Happily, many of the pieces included in Best Food Writing are from books you've read about on this site in the past year—Tomatoland, An Everlasting Meal, and A Spoonful of Promises to name a few. Other pieces are from the New York Times, Gastronomica, or popular food magazines like Food & Wine and Saveur. But in addition to these high-profile foodie readers, there were also interesting and off-beat pieces from non-traditional food writing sources.
Contributions ranged from serious to light-hearted. Maureen O'Hagan tackles the tricky topic of childhood obesity through the eyes of two obese teens, providing a perspective on junk food and overeating that is rarely heard in the media. Kevin Pang tells the story of Brandon Baltzley, an up-and-coming chef struggling with a cocaine addiction. But more hilarious food reflections are provided by Joel Stein, who entertains with a piece on finding his manhood through barbecue, and David Leite, who recounts his Thanksgiving baking catastrophes.

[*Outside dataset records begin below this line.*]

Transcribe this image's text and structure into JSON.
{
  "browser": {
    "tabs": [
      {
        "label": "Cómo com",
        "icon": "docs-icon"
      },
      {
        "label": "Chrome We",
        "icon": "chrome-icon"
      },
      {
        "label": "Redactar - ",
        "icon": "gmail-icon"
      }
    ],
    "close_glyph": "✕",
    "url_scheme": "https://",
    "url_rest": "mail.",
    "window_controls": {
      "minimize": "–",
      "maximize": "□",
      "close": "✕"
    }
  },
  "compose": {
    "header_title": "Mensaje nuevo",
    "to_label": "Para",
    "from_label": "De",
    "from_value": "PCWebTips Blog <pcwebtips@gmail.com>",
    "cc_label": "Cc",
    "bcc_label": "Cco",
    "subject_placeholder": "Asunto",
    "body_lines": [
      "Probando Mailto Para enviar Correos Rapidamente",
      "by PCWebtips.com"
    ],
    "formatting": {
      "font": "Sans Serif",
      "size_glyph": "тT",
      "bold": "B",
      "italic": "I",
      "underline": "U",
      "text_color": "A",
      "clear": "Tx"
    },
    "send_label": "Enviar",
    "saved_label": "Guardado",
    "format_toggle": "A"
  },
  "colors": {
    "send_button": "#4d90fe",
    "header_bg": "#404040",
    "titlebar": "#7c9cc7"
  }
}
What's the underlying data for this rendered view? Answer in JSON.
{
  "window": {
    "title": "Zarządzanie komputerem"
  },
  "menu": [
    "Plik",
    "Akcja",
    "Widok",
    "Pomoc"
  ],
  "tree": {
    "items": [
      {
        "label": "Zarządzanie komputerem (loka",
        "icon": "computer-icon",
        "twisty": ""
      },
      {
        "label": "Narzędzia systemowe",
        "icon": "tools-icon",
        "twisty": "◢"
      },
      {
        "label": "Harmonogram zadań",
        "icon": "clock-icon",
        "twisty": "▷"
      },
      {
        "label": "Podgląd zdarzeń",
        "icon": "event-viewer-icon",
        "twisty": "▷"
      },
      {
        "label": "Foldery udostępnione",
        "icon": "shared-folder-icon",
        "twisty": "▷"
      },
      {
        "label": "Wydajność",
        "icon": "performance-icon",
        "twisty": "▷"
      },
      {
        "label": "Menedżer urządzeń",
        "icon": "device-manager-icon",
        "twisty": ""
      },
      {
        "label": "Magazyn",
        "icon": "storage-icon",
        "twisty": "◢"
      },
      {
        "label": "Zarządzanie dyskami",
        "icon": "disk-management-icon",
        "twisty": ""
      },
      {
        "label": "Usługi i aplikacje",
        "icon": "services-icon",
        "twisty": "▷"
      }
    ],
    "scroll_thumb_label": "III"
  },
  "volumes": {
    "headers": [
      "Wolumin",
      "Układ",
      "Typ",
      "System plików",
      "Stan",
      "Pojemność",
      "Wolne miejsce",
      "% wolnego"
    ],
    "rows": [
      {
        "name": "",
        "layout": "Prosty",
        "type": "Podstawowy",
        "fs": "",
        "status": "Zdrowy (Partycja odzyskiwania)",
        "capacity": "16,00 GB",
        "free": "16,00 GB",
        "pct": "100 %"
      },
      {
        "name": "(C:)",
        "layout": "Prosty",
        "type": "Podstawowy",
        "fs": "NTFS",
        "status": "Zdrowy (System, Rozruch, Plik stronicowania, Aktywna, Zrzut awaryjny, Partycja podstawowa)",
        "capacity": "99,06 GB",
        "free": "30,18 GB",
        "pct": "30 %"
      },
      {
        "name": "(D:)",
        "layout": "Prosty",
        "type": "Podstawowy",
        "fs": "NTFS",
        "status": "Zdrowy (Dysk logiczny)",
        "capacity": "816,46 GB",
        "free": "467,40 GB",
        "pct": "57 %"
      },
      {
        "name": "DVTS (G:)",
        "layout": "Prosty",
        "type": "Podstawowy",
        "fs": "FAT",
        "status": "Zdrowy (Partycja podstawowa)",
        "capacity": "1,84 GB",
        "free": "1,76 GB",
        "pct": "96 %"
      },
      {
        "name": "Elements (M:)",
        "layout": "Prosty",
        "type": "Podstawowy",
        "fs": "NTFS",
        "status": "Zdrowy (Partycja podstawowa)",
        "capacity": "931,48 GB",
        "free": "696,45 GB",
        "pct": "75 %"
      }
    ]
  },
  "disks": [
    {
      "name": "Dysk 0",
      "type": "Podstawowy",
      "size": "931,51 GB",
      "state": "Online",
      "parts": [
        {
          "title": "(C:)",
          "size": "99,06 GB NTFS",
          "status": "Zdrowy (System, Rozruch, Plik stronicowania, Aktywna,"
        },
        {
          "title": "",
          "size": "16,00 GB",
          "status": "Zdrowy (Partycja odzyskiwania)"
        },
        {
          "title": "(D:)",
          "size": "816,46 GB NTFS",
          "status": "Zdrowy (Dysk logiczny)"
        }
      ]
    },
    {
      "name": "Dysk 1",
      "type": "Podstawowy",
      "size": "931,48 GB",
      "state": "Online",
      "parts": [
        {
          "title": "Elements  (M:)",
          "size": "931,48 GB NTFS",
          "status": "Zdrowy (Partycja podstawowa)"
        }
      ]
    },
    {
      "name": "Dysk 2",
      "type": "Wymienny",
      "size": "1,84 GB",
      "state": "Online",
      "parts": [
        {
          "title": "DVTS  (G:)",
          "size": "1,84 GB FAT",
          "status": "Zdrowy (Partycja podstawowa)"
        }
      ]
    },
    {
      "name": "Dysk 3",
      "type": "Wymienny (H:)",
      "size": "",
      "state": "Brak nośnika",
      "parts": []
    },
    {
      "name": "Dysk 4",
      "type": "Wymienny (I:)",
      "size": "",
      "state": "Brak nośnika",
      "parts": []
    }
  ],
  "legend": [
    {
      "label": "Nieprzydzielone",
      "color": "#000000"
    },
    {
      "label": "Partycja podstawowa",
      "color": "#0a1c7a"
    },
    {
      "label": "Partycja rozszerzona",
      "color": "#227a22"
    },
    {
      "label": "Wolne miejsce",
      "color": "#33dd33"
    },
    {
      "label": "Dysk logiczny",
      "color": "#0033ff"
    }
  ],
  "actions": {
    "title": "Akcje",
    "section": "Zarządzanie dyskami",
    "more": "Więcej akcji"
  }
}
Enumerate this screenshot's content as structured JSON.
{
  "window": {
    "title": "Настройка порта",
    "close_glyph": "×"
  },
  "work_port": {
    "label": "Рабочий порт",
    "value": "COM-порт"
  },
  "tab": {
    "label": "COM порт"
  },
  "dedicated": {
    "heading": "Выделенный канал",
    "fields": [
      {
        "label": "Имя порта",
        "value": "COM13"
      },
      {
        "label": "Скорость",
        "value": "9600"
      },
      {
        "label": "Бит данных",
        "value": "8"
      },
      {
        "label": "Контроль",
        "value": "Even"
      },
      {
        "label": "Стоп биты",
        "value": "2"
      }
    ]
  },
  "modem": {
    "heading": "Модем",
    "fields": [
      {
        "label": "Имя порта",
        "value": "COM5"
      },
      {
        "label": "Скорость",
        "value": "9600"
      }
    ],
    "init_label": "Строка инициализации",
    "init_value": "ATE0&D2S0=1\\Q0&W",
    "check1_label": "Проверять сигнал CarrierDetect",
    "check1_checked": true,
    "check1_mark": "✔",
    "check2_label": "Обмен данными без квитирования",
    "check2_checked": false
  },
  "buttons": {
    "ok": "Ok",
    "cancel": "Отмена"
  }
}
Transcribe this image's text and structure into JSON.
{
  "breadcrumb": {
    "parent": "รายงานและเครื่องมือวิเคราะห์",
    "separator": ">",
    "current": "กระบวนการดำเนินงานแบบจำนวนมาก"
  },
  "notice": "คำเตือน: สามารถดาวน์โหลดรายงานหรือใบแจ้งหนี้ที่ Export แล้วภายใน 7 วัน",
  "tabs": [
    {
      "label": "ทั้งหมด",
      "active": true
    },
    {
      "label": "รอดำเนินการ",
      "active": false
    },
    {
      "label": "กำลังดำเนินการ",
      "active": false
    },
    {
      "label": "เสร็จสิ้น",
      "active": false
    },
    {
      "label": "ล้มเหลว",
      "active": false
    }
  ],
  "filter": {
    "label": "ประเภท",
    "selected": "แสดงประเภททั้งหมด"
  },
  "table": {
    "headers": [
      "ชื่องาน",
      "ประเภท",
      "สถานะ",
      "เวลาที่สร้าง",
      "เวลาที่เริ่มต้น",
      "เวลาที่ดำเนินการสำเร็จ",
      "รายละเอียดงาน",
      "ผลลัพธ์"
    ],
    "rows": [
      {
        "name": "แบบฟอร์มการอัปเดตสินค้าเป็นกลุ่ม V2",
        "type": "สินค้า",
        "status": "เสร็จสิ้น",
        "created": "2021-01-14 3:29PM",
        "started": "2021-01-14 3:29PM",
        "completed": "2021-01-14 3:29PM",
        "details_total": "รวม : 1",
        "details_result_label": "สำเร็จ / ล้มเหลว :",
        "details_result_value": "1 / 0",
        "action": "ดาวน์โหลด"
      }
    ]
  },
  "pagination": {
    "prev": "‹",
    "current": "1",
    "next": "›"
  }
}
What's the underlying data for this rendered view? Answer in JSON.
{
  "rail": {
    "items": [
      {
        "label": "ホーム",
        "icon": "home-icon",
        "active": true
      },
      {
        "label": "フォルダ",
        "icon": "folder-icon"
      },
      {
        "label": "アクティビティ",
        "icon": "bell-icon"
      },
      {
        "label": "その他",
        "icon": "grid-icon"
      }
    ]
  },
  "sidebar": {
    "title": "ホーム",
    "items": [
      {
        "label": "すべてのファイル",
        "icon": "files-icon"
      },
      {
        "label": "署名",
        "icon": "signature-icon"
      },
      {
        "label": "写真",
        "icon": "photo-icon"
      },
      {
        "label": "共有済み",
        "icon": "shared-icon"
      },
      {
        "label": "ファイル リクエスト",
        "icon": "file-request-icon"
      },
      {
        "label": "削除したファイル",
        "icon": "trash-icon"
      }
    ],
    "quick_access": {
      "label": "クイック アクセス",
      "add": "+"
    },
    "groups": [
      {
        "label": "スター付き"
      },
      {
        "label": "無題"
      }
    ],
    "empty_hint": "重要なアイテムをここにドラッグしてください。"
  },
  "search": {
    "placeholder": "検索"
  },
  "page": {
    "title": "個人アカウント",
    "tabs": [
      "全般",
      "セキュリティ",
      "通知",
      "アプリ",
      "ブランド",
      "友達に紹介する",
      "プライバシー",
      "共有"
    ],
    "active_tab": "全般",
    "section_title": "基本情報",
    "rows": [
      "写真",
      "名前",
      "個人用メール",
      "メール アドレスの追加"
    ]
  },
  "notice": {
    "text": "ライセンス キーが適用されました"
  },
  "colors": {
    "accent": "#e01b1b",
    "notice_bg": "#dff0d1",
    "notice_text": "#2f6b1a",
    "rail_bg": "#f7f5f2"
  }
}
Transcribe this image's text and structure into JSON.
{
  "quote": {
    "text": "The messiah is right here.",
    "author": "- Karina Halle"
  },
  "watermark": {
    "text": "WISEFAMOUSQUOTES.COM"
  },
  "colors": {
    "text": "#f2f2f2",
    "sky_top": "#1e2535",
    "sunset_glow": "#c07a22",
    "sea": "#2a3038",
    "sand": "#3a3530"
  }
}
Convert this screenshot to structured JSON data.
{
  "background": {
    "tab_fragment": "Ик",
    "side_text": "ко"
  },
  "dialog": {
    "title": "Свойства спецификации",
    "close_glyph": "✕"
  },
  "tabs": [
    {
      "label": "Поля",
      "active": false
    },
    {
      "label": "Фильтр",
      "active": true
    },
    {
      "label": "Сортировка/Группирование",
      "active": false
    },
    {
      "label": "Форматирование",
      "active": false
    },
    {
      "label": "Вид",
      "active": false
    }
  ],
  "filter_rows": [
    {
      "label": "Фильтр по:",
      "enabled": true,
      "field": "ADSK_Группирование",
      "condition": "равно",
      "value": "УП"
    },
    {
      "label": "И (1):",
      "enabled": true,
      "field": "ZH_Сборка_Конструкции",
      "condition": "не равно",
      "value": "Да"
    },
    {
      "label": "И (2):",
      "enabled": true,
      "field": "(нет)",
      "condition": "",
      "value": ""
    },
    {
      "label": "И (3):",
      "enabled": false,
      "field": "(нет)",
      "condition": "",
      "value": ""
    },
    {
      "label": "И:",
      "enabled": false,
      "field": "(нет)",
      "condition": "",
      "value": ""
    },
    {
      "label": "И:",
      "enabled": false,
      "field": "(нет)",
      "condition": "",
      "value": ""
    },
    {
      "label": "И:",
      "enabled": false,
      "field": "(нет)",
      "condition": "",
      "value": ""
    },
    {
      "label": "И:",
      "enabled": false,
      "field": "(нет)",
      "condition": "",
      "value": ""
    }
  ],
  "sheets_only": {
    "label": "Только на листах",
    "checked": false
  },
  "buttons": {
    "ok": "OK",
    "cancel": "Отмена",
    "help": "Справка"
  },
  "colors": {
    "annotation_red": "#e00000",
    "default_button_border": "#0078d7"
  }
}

Over the years, this series has incorporated more online writers into its pages, giving credibility and recognition to authors who primarily publish their work digitally. One of the most touching pieces in the book is from James Beard Award-winning blogger Elissa Altman, of the popular Poor Man's Feast. Her short memoir about her mother's egg obsession—and how different preparations indicated whether she was in a good mood or in a rage—is both heart-wrenching and funny. Such pieces show how creative and wide-ranging food writing can be.
Best Food Writing 2012 lives up to its claim—the work included in this anthology is some of the best food writing I've read this year. The book succeeds in demonstrating the depth and creativity that food writers can accomplish. A must-read for aspiring food writers, obsessive readers, or those just looking for a fast, enjoyable read this holiday season.
About the Author: A student in Providence, Rhode Island, Leah Douglas loves learning about, talking about, reading about, and consuming food. Her work has also been featured in Rhode Island Monthly Magazine.